April 22, 2020
BLOOMINGTON, Ill. — Public health official and Illinois Wesleyan University alumnus Matthew Roberts ’01 has been preparing for and responding to public health emergencies for more than 15 years.
Currently the assistant vice president for Medicaid State Healthcare Assessment of IPRO, a nonprofit organization in New York City, Roberts and his colleagues are responding to the COVID-19 pandemic in the epicenter of the U.S. coronavirus outbreak. Roberts recently spoke with Illinois Wesleyan students virtually during a Hart Career Center-sponsored video webinar.
Roberts previously worked with the Chicago Department of Public Health and the Illinois Department of Public Health in emergency preparedness, communicable disease control, healthcare regulation, and informatics. In his role with IPRO, Roberts manages quality improvement and assurance for Medicaid.
Roberts said he discovered his passion for the “amazing discipline” of public health after graduating from Illinois Wesleyan with a bachelor’s degree in psychology. Although Roberts originally planned to attend medical school, his mother, an immunization nurse at the time, suggested that he consider a career in public health.
Roberts applied to the master’s program of public health at the University of Illinois Springfield and “fell in love with the entire field,” he said.
But just as Roberts was beginning his career in August of 2001, “it was flipped on its head” with the 9/11 terrorist attacks, and anthrax attacks that followed.
“It absolutely transformed the field just as I was getting exposed to it.”
As Roberts graduated with his master’s degree, he embraced the changing need of public health professionals and began working in emergency response for the Springfield Department of Public Health. In this role, he worked in emergency preparedness, responding to what he described as “smaller emergencies,” such as floods.
But it wasn’t until 2009 when Roberts was faced with the sudden outbreak of H1N1, also known as the swine flu, his biggest emergency yet.
The outbreak occurred in April when Roberts was finishing his second semester at the University of Illinois at Chicago pursuing his doctorate in public health. At the time, Roberts was also a part of the state program for managing and administering the strategic national stockpile for the State of Illinois. With the onset of the outbreak, Roberts left his final exams and drove to Springfield, where he managed warehouse operations that pushed medical supplies such as gloves, gowns and masks, to every local health department in the state of Illinois.
Although Roberts described this as the “biggest fiasco” of his entire career, he said that it prepared him for his future positions in emergency response. One of these jobs included his role at the Illinois Department of Public Health as Communicable Disease Control section chief, where he was responsible for tracking and responding to all the outbreaks in the state.
In his current role, Roberts is learning to deal with yet another outbreak, one that Roberts described as “a novel situation.”

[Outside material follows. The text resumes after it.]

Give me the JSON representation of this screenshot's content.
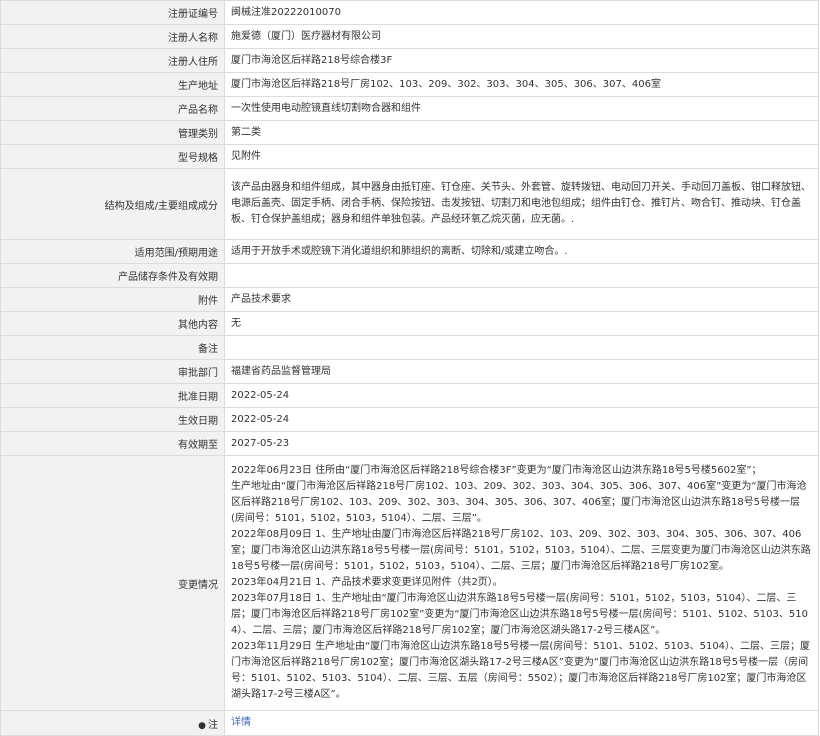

“We haven't seen anything like this in probably 100 years,” he said, referring to the 1918 influenza outbreak also known as the “Spanish flu.”
Roberts said the coronavirus, with its easy transmissibility and high numbers of case fatality rates, is a “very scary scenario because we don’t have treatments.”
Unlike coronavirus, an H1N1 vaccine was quickly created because it contained prior strains of influenza.
“We don’t have that for coronavirus. We are starting from scratch trying to figure out the right drugs and developing a vaccine from scratch,” he said. “It’s very challenging.”
Until a vaccine is developed, Roberts stressed the importance of taking proper precautionary measures, including hand hygiene and social distancing.
“We want to slow and flatten the curve” of the infection's spread, Roberts said. “We still may have lots and lots of patients and cases, but (we need to) spread it out over time so the healthcare system can absorb and handle impact as best as it can without getting overwhelmed.”
Roberts, along with his team at IPRO, are taking their own measures to respond to the outbreak and flatten the curve in New York, an epicenter of the virus.
Roberts said that while some nurses are completing their routine work of inspecting nursing homes, others are being retasked to help with the coronavirus response. Some of their tasks include helping manage phone lines and hotlines, and helping with testing. Other nurses are also helping on the floor at the Jacob Javits Convention Center, which has been converted into a 2,900-bed hospital for COVID-19 patients.
“We’re definitely pushing our nurses and other providers into the response wherever we can.”
Roberts' team is also helping conduct a drug study involving hydroxychloroquine, a possible treatment for coronavirus.
As people continue to respond to the outbreak, Roberts remains hopeful. He said that by mid-April, the number of newly admitted patients into New York hospitals had begun to fall.
“That is really awesome news which helps us move toward that flattening of the curve, so we’re hopeful and crossing our fingers that this is paying off.”
By Vi Kakares ’20